Whether you’re developing an internally-owned application or a SaaS company and want to sell millions of platforms, there’s a lot to be done to make sure you get it right.
Some of the most important choices you make focus on how your databases will be structured. Structured query language (SQL) remains a popular choice for many developers although you have many options and is a common language. NoSQL databases are becoming increasingly popular at the same time.
What are the differences and how can you select the right option if your choice is limited to that? Here is everything you need to know about SQL and NoSQL, to help you understand how to choose your business correctly.
Why is SQL?
Generally, large enterprises use SQL for managing their databases, but that doesn’t mean it isn’t suitable for startup! SQL can help you collect, manage, compare and modify data from multiple sources by clicking the button when your business works with large data structured.
Therefore, SQL can help drive automation in the rear and front end contexts depending on your business.

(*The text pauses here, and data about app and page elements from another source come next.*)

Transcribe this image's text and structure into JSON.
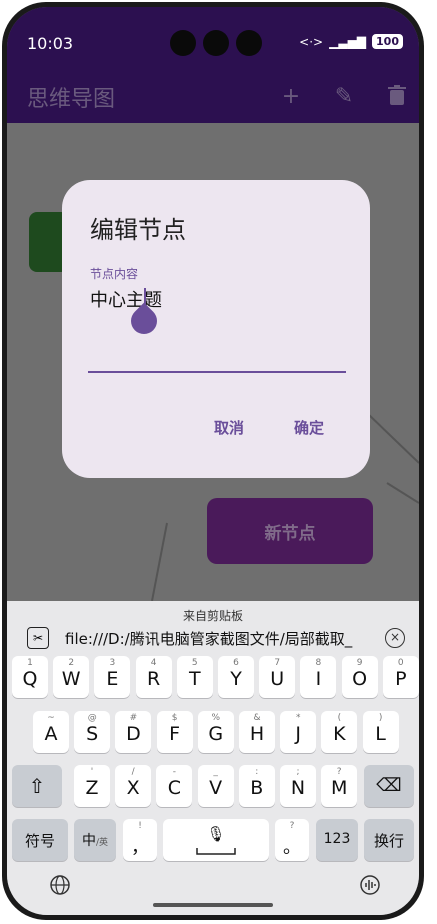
{
  "status": {
    "time": "10:03",
    "battery": "100"
  },
  "app": {
    "title": "思维导图"
  },
  "canvas": {
    "node_label": "新节点"
  },
  "dialog": {
    "title": "编辑节点",
    "field_label": "节点内容",
    "field_value": "中心主题",
    "cancel": "取消",
    "confirm": "确定"
  },
  "keyboard": {
    "clipboard_label": "来自剪贴板",
    "clipboard_text": "file:///D:/腾讯电脑管家截图文件/局部截取_",
    "row1": [
      {
        "sub": "1",
        "key": "Q"
      },
      {
        "sub": "2",
        "key": "W"
      },
      {
        "sub": "3",
        "key": "E"
      },
      {
        "sub": "4",
        "key": "R"
      },
      {
        "sub": "5",
        "key": "T"
      },
      {
        "sub": "6",
        "key": "Y"
      },
      {
        "sub": "7",
        "key": "U"
      },
      {
        "sub": "8",
        "key": "I"
      },
      {
        "sub": "9",
        "key": "O"
      },
      {
        "sub": "0",
        "key": "P"
      }
    ],
    "row2": [
      {
        "sub": "~",
        "key": "A"
      },
      {
        "sub": "@",
        "key": "S"
      },
      {
        "sub": "#",
        "key": "D"
      },
      {
        "sub": "$",
        "key": "F"
      },
      {
        "sub": "%",
        "key": "G"
      },
      {
        "sub": "&",
        "key": "H"
      },
      {
        "sub": "*",
        "key": "J"
      },
      {
        "sub": "(",
        "key": "K"
      },
      {
        "sub": ")",
        "key": "L"
      }
    ],
    "row3": [
      {
        "sub": "'",
        "key": "Z"
      },
      {
        "sub": "/",
        "key": "X"
      },
      {
        "sub": "-",
        "key": "C"
      },
      {
        "sub": "_",
        "key": "V"
      },
      {
        "sub": ":",
        "key": "B"
      },
      {
        "sub": ";",
        "key": "N"
      },
      {
        "sub": "?",
        "key": "M"
      }
    ],
    "symbols": "符号",
    "lang_main": "中",
    "lang_sub": "/英",
    "comma_sub": "!",
    "comma": "，",
    "period_sub": "?",
    "period": "。",
    "num": "123",
    "enter": "换行"
  }
}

This increases the efficiency of your business processes for your customers and internally. Your company is growing by a better customer experience, which means you win. However, SQL may not be the best way to meet your requirements.
What are the differences between SQL and NoSQL databases?

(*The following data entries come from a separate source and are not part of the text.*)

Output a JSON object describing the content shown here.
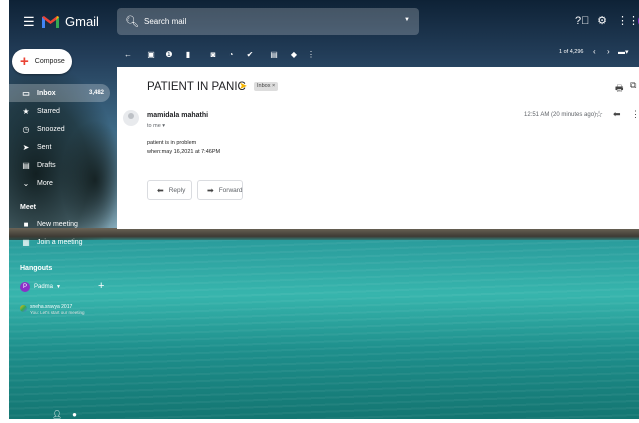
{
  "app": {
    "name": "Gmail",
    "search_placeholder": "Search mail"
  },
  "header_icons": [
    "help-icon",
    "settings-icon",
    "apps-icon"
  ],
  "account_initial": "P",
  "compose_label": "Compose",
  "nav": [
    {
      "label": "Inbox",
      "count": "3,482",
      "icon": "inbox-icon",
      "active": true
    },
    {
      "label": "Starred",
      "count": "",
      "icon": "star-icon"
    },
    {
      "label": "Snoozed",
      "count": "",
      "icon": "clock-icon"
    },
    {
      "label": "Sent",
      "count": "",
      "icon": "send-icon"
    },
    {
      "label": "Drafts",
      "count": "",
      "icon": "draft-icon"
    },
    {
      "label": "More",
      "count": "",
      "icon": "chevron-down-icon"
    }
  ],
  "meet": {
    "title": "Meet",
    "items": [
      "New meeting",
      "Join a meeting"
    ]
  },
  "hangouts": {
    "title": "Hangouts",
    "user": "Padma",
    "contact_line1": "sneha.sravya 2017",
    "contact_line2": "You: Let's start our meeting"
  },
  "toolbar": {
    "pager": "1 of 4,296"
  },
  "email": {
    "subject": "PATIENT IN PANIC",
    "label_chip": "Inbox ×",
    "sender": "mamidala mahathi",
    "to": "to me ▾",
    "timestamp": "12:51 AM (20 minutes ago)",
    "body": [
      "patient is in problem",
      "when:may 16,2021 at 7:46PM"
    ],
    "reply_label": "Reply",
    "forward_label": "Forward"
  },
  "colors": {
    "accent_red": "#ea4335",
    "avatar_purple": "#8b2fc9",
    "important_marker": "#f4b400"
  }
}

For many years, tech experts and developers have discussed what NoSQL means. Some of them are still! The best way to structure it is to look at SQL and NoSQL in particular.

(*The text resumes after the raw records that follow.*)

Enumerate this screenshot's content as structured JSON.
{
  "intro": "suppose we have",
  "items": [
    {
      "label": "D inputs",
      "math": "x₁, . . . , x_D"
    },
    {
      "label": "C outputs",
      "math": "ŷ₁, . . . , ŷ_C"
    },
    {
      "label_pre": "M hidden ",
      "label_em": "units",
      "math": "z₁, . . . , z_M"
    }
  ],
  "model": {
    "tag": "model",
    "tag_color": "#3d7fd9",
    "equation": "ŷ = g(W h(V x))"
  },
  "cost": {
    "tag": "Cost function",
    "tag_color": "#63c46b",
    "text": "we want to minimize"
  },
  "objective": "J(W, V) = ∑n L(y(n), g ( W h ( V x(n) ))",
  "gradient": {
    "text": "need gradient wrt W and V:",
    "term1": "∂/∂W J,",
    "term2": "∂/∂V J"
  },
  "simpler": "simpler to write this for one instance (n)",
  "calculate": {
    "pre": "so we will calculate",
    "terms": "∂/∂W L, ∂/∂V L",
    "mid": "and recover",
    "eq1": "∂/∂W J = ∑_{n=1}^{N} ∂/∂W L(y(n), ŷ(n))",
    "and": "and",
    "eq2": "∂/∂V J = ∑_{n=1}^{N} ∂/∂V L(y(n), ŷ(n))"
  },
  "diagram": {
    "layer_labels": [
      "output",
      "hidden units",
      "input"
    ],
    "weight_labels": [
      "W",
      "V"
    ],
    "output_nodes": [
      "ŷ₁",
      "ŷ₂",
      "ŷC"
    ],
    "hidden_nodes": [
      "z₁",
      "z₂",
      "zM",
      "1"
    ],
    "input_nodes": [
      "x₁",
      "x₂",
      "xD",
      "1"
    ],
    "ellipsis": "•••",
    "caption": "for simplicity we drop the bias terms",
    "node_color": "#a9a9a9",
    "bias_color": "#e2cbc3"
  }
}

What is a SQL database?
SQL databases are in SQL language support. SQL databases, which rely on narrowly structured data and fixed schemas, are known as relativistic databases. You can improve your database performance by adding process power and memory to your systems in the SQL database, which is vertically scalable.
Due to the structured nature of SQL databases, the following kinds of businesses can benefit from using SQL often best used in the context of transactions:
- eCommerce platforms
- Customer relationship management SaaS platforms
- Accounting software
What is a NoSQL database?
What do you mean by NoSQL? Many interpret this to mean that there is no SQL use of a database. Today, however, the reference to a database that does not use the only SQL is accepted. It is simply a database that could use SQL, but which also uses other languages.
Approximately 15 years ago, NoSQL began to emerge mainly as a reaction to the disadvantages of SQL databases:
- The absence of horizontal scale — through the addition of more servers.
- The rigidity of SQL’s structured data has been restricted for developers.
While you might read this and think that NoSQL’s advantages and additional possibilities are great, you might not have to appreciate it! If SQL does the job it needs, NoSQL selection could unnecessarily make your data management more complex.
However, NoSQL can enable you to operate with data more dynamically and is useful if:
- You need undefined and unique structures to create and store documents.
- Without changing existing fields or rules, you want to add fields to the database and document.
- You would benefit from the use of several unique databases.
Pros and cons of SQL and NoSQL
We have summarized the pros and cons below to add further context to the differences between SQL and NoSQL.
Pros of SQL databases
- SQL databases reduce the footprint of your data storage and provide better performance.
- The structure and schemes utilized are robust data integrity.
- Flexible query support; in the absence of an exact match your SQL engine optimizes questions and finds the correct or the most relevant response within your structured data.
Cons of SQL databases
- The use of rigid data models requires an attentive design to ensure sufficient performance.
- Changing schemes and structures typically involves downtime of the database.
- It is difficult, although not impossible, to scale horizontally — by adding more servers.
- To minimize the risk of database failure, please use reproduction or failure techniques.
Highlighting the advantages and disadvantages of NoSQL databases is challenging because each case depends on the language you use next to SQL. It’s unique. However, we sum up some of the possible advantages and inconveniences below.
Pros of NoSQL databases
- It may be more reliable than SQL databases to scale and remove single points of failure.
- Enable you to utilize flexible data models and to update schemes according to your needs and feedback.
- High performance achievable by limiting the range of database capability.
- High performance can be achieved by reducing the database capacity range.
Cons of NoSQL databases
- NoSQL databases, as a distributed system, can lead to certain failures, though without a single failure point. However, in specific areas of your process, you still need to manage bugs.
- Potential lack of access pattern flexibility.
- Since data are structured or not, query engines can have difficulty producing the best results.
What is the best option for 2021?
It depends on the needs and the achievements of your company.
In addition to thinking about the specific recommended applications described above, consider the advantages and disadvantages of each one that effectively affects your choice. In fact, if you have to work with NoSQL because SQL simply won’t cut it, you don’t really have an option. The primary consideration here is whether you want or want to use NoSQL databases in place of those who typically use SQL.
Choose the solution for you and your customers that will work best!
Thank you so much for taking the time to read this. I hope you now have a better understanding of SQL vs NoSQL, and that you enjoyed reading it as much as I enjoyed writing it.